(Exercise materials Opens)

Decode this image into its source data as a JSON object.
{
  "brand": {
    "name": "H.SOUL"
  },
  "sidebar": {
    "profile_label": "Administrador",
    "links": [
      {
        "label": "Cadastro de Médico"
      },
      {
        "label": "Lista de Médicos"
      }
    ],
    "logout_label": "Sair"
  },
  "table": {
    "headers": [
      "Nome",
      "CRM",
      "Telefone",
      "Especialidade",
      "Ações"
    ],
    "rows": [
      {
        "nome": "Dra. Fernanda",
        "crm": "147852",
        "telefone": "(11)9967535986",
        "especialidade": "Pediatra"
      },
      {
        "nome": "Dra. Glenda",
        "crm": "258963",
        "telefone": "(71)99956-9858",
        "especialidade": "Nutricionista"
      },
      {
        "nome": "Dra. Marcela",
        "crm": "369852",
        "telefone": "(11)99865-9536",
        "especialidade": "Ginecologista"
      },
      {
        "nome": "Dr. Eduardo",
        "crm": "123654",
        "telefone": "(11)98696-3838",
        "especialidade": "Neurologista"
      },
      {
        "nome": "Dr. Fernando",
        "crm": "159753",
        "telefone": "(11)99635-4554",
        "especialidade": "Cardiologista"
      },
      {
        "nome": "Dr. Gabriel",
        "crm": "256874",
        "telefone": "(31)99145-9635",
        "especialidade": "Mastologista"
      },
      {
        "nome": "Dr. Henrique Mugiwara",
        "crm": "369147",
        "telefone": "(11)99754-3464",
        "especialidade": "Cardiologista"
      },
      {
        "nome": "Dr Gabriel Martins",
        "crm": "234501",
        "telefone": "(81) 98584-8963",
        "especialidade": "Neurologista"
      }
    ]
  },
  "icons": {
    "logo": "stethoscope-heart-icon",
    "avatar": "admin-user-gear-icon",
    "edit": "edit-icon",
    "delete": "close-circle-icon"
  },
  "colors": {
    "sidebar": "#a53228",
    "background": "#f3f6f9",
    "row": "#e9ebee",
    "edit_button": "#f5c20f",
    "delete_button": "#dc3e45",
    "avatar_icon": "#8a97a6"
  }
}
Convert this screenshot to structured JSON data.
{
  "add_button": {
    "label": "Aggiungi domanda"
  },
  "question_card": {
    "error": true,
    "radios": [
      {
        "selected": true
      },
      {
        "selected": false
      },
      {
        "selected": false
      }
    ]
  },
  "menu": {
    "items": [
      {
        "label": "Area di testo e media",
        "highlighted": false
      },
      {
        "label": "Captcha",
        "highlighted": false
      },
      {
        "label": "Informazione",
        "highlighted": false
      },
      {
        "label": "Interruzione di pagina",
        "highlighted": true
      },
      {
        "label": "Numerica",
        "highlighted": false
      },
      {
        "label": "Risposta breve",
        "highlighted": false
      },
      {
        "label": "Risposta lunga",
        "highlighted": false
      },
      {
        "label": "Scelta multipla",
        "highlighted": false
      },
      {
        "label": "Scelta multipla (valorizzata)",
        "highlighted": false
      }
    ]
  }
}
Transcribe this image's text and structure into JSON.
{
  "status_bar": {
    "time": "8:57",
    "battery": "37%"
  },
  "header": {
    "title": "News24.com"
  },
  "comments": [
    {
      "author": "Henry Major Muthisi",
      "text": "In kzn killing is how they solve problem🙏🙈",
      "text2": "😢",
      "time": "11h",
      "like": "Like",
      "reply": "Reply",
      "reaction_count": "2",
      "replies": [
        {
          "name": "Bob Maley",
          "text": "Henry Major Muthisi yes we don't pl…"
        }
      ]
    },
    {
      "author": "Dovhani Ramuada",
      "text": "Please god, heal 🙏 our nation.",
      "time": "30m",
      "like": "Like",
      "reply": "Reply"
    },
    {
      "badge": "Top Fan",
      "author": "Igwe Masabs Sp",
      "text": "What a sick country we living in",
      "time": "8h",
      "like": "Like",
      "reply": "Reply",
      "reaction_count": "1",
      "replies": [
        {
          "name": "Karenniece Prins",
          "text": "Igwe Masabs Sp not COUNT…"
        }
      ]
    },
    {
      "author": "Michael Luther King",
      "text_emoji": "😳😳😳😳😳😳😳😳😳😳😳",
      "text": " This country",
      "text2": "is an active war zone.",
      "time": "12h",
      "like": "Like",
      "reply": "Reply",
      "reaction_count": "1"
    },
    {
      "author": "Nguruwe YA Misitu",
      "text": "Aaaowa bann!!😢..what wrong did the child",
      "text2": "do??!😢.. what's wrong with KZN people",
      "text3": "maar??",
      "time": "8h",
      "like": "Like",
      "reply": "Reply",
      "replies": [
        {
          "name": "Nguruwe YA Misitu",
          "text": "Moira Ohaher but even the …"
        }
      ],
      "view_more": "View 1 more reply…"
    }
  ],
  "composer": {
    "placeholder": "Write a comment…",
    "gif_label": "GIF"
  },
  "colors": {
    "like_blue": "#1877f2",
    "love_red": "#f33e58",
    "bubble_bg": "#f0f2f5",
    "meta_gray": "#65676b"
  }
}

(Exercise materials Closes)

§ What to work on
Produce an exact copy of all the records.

§ Answer below
Decode this image into its source data as a JSON object.
{
  "brand": {
    "name": "H.SOUL"
  },
  "sidebar": {
    "profile_label": "Administrador",
    "links": [
      {
        "label": "Cadastro de Médico"
      },
      {
        "label": "Lista de Médicos"
      }
    ],
    "logout_label": "Sair"
  },
  "table": {
    "headers": [
      "Nome",
      "CRM",
      "Telefone",
      "Especialidade",
      "Ações"
    ],
    "rows": [
      {
        "nome": "Dra. Fernanda",
        "crm": "147852",
        "telefone": "(11)9967535986",
        "especialidade": "Pediatra"
      },
      {
        "nome": "Dra. Glenda",
        "crm": "258963",
        "telefone": "(71)99956-9858",
        "especialidade": "Nutricionista"
      },
      {
        "nome": "Dra. Marcela",
        "crm": "369852",
        "telefone": "(11)99865-9536",
        "especialidade": "Ginecologista"
      },
      {
        "nome": "Dr. Eduardo",
        "crm": "123654",
        "telefone": "(11)98696-3838",
        "especialidade": "Neurologista"
      },
      {
        "nome": "Dr. Fernando",
        "crm": "159753",
        "telefone": "(11)99635-4554",
        "especialidade": "Cardiologista"
      },
      {
        "nome": "Dr. Gabriel",
        "crm": "256874",
        "telefone": "(31)99145-9635",
        "especialidade": "Mastologista"
      },
      {
        "nome": "Dr. Henrique Mugiwara",
        "crm": "369147",
        "telefone": "(11)99754-3464",
        "especialidade": "Cardiologista"
      },
      {
        "nome": "Dr Gabriel Martins",
        "crm": "234501",
        "telefone": "(81) 98584-8963",
        "especialidade": "Neurologista"
      }
    ]
  },
  "icons": {
    "logo": "stethoscope-heart-icon",
    "avatar": "admin-user-gear-icon",
    "edit": "edit-icon",
    "delete": "close-circle-icon"
  },
  "colors": {
    "sidebar": "#a53228",
    "background": "#f3f6f9",
    "row": "#e9ebee",
    "edit_button": "#f5c20f",
    "delete_button": "#dc3e45",
    "avatar_icon": "#8a97a6"
  }
}
Convert this screenshot to structured JSON data.
{
  "add_button": {
    "label": "Aggiungi domanda"
  },
  "question_card": {
    "error": true,
    "radios": [
      {
        "selected": true
      },
      {
        "selected": false
      },
      {
        "selected": false
      }
    ]
  },
  "menu": {
    "items": [
      {
        "label": "Area di testo e media",
        "highlighted": false
      },
      {
        "label": "Captcha",
        "highlighted": false
      },
      {
        "label": "Informazione",
        "highlighted": false
      },
      {
        "label": "Interruzione di pagina",
        "highlighted": true
      },
      {
        "label": "Numerica",
        "highlighted": false
      },
      {
        "label": "Risposta breve",
        "highlighted": false
      },
      {
        "label": "Risposta lunga",
        "highlighted": false
      },
      {
        "label": "Scelta multipla",
        "highlighted": false
      },
      {
        "label": "Scelta multipla (valorizzata)",
        "highlighted": false
      }
    ]
  }
}
Transcribe this image's text and structure into JSON.
{
  "status_bar": {
    "time": "8:57",
    "battery": "37%"
  },
  "header": {
    "title": "News24.com"
  },
  "comments": [
    {
      "author": "Henry Major Muthisi",
      "text": "In kzn killing is how they solve problem🙏🙈",
      "text2": "😢",
      "time": "11h",
      "like": "Like",
      "reply": "Reply",
      "reaction_count": "2",
      "replies": [
        {
          "name": "Bob Maley",
          "text": "Henry Major Muthisi yes we don't pl…"
        }
      ]
    },
    {
      "author": "Dovhani Ramuada",
      "text": "Please god, heal 🙏 our nation.",
      "time": "30m",
      "like": "Like",
      "reply": "Reply"
    },
    {
      "badge": "Top Fan",
      "author": "Igwe Masabs Sp",
      "text": "What a sick country we living in",
      "time": "8h",
      "like": "Like",
      "reply": "Reply",
      "reaction_count": "1",
      "replies": [
        {
          "name": "Karenniece Prins",
          "text": "Igwe Masabs Sp not COUNT…"
        }
      ]
    },
    {
      "author": "Michael Luther King",
      "text_emoji": "😳😳😳😳😳😳😳😳😳😳😳",
      "text": " This country",
      "text2": "is an active war zone.",
      "time": "12h",
      "like": "Like",
      "reply": "Reply",
      "reaction_count": "1"
    },
    {
      "author": "Nguruwe YA Misitu",
      "text": "Aaaowa bann!!😢..what wrong did the child",
      "text2": "do??!😢.. what's wrong with KZN people",
      "text3": "maar??",
      "time": "8h",
      "like": "Like",
      "reply": "Reply",
      "replies": [
        {
          "name": "Nguruwe YA Misitu",
          "text": "Moira Ohaher but even the …"
        }
      ],
      "view_more": "View 1 more reply…"
    }
  ],
  "composer": {
    "placeholder": "Write a comment…",
    "gif_label": "GIF"
  },
  "colors": {
    "like_blue": "#1877f2",
    "love_red": "#f33e58",
    "bubble_bg": "#f0f2f5",
    "meta_gray": "#65676b"
  }
}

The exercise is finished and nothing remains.